Handwriting rather than typing also happens to be good advice for university students. Students frequently take their laptops to class, with the excuse that they can search the internet for class-relevant material during class to aid their learning. However, perhaps surprisingly, class-related internet usage does not correlate with class performance, suggesting there is no real benefit to bringing that laptop to class. What’s more, perhaps unsurprisingly, irrelevant and nonacademic usage of the internet is common when students use their laptop in class. And the more they do this, the worse their class performance gets. So there you have it. Taking your laptop to class likely gives you little to no academic benefit, and the constant temptation to check Facebook, or examine the latest funny cat videos, gets in the way of effective learning.
There is one other important principle you may want to keep in mind when taking on a new learning challenge: testing works. Our school systems are built around exams at the end of the year that test your progress and potentially set you up for your later life. Although the high-pressure, now-or-never nature of exam grading has its painful downsides, you do learn more effectively by being tested. Imagine the following two scenarios:
Scenario 1: I give you a list of words to remember, and give you a couple of seconds per word to study them. 1 minute later, I repeat this exact study session. Finally, 5 minutes later, I run through these same two study sessions again with you.
Scenario 2: This starts the same way as Scenario 1 with a study session. But 1 minute later, instead of a repeat study session, I test you on the words, asking you to recall as many as you can. Finally, 5 minutes later, I run through the same study and test sessions again with you.
If I gave you an exam 2 days after each of the scenarios, testing how many words you could recall from the study list, the second scenario would likely provide you with the best performance. This is referred to as the testing effect in experimental psychology. Testing leads to more effortful processing of study material and stronger elaboration on the meaning of words. These positive benefits outweigh the advantage of seeing material for a longer time with additional study sessions.
So restudying alone seems like a mistake, but students often add to their woe by also cramming their study material into the last couple of days before a big exam. This style of massed study performs worse than spacing out your study sessions. If you really want to remember something over the long term, you should separate your study sessions of the material by days or even weeks. Give yourself a chance to process the material and consolidate your memories before jumping into another revision session. With cramming in quick succession, your brain is likely to habituate to your notes and become less effective at reinforcing existing connections.

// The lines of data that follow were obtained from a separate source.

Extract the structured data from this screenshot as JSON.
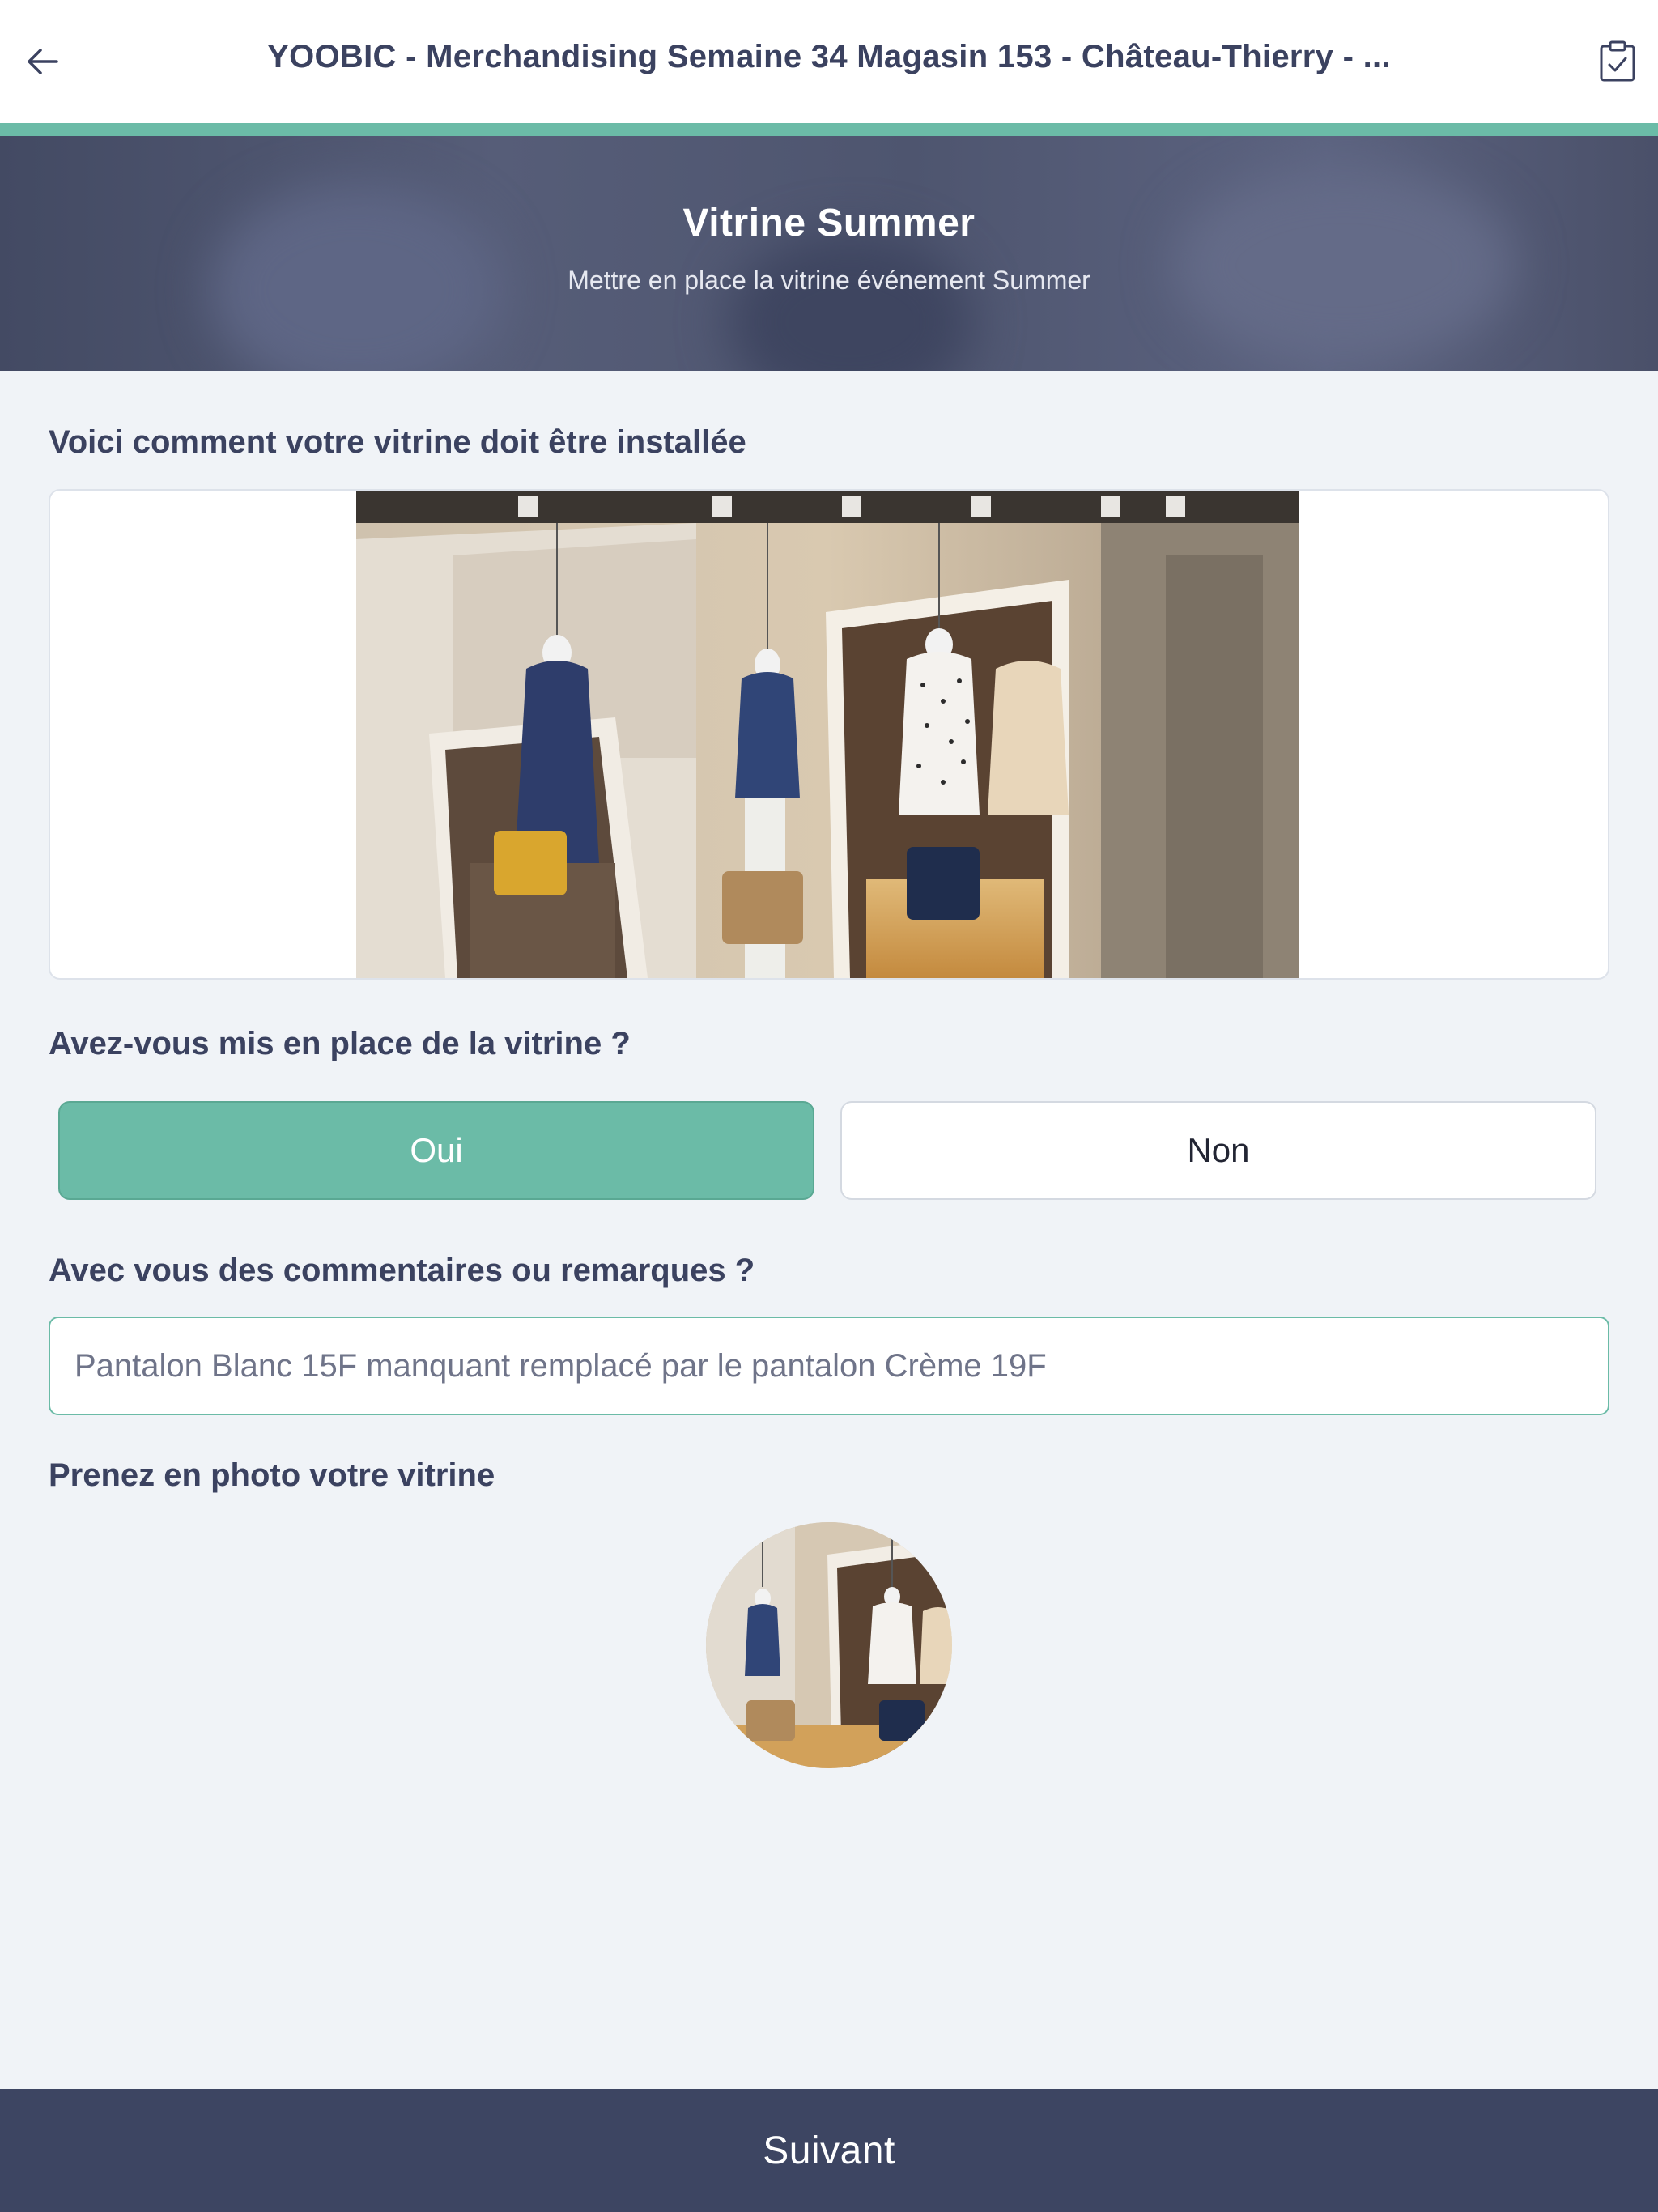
{
  "header": {
    "title": "YOOBIC - Merchandising Semaine 34 Magasin 153 - Château-Thierry - ...",
    "back_icon": "arrow-left-icon",
    "checklist_icon": "clipboard-check-icon"
  },
  "progress": {
    "value": 1.0
  },
  "hero": {
    "title": "Vitrine Summer",
    "subtitle": "Mettre en place la vitrine événement Summer"
  },
  "form": {
    "reference_label": "Voici comment votre vitrine doit être installée",
    "question_label": "Avez-vous mis en place de la vitrine ?",
    "yes_label": "Oui",
    "no_label": "Non",
    "selected": "Oui",
    "comment_label": "Avec vous des commentaires ou remarques ?",
    "comment_value": "Pantalon Blanc 15F manquant remplacé par le pantalon Crème 19F",
    "photo_label": "Prenez en photo votre vitrine"
  },
  "footer": {
    "next_label": "Suivant"
  },
  "colors": {
    "accent": "#6bbba7",
    "navy": "#3d4562",
    "background": "#f0f3f7",
    "text": "#3b4260"
  }
}
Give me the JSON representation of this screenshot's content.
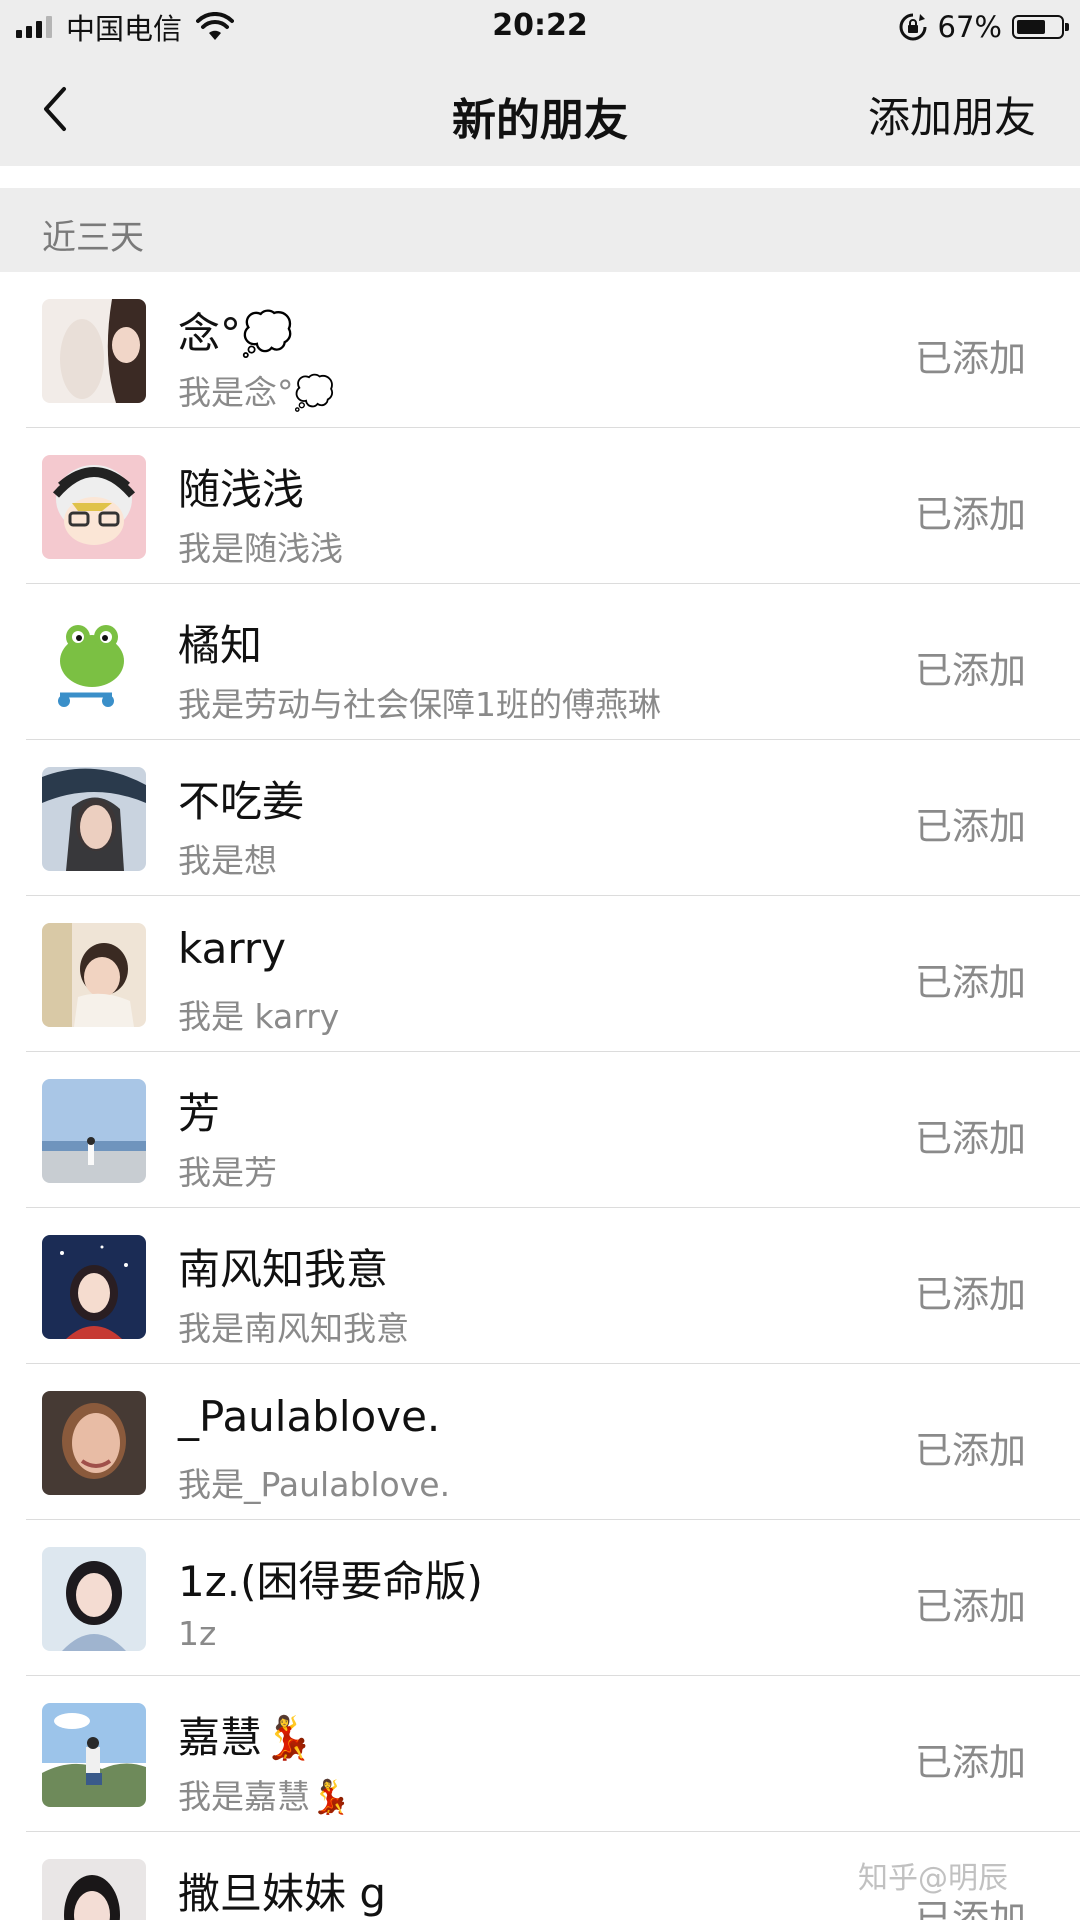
{
  "status_bar": {
    "carrier": "中国电信",
    "time": "20:22",
    "battery_percent": "67%",
    "battery_level": 0.67,
    "signal_bars": 3
  },
  "nav": {
    "title": "新的朋友",
    "action_label": "添加朋友",
    "back_icon": "chevron-left-icon"
  },
  "section": {
    "label": "近三天"
  },
  "friends": [
    {
      "name": "念°💭",
      "subtitle": "我是念°💭",
      "status": "已添加"
    },
    {
      "name": "随浅浅",
      "subtitle": "我是随浅浅",
      "status": "已添加"
    },
    {
      "name": "橘知",
      "subtitle": "我是劳动与社会保障1班的傅燕琳",
      "status": "已添加"
    },
    {
      "name": "不吃姜",
      "subtitle": "我是想",
      "status": "已添加"
    },
    {
      "name": "karry",
      "subtitle": "我是 karry",
      "status": "已添加"
    },
    {
      "name": "芳",
      "subtitle": "我是芳",
      "status": "已添加"
    },
    {
      "name": "南风知我意",
      "subtitle": "我是南风知我意",
      "status": "已添加"
    },
    {
      "name": "_Paulablove.",
      "subtitle": "我是_Paulablove.",
      "status": "已添加"
    },
    {
      "name": "1z.(困得要命版)",
      "subtitle": "1z",
      "status": "已添加"
    },
    {
      "name": "嘉慧💃",
      "subtitle": "我是嘉慧💃",
      "status": "已添加"
    },
    {
      "name": "撒旦妹妹 g",
      "subtitle": "",
      "status": "已添加"
    }
  ],
  "watermark": "知乎@明辰",
  "colors": {
    "bar_background": "#ededed",
    "list_background": "#ffffff",
    "secondary_text": "#8a8a8a",
    "divider": "#dcdcdc"
  }
}
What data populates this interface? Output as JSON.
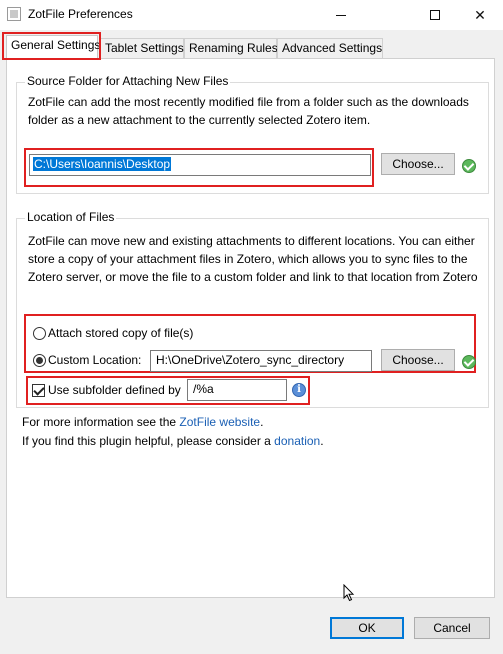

Learning helps us to succeed and lead happier lives. It drives positive academic and career progress, along with a more fulfilling sense of accomplishment in everyday life. Whether we are trying to learn a new language, a new sport, or something new in history class, there are specific things we can do to make it easier for ourselves. Motivation is undoubtedly a major player in our ability to learn something new, but understanding how our brain facilitates learning can also give us an extra nudge towards success. So go ahead and get learning. But save yourself some pain by doing it the easy way.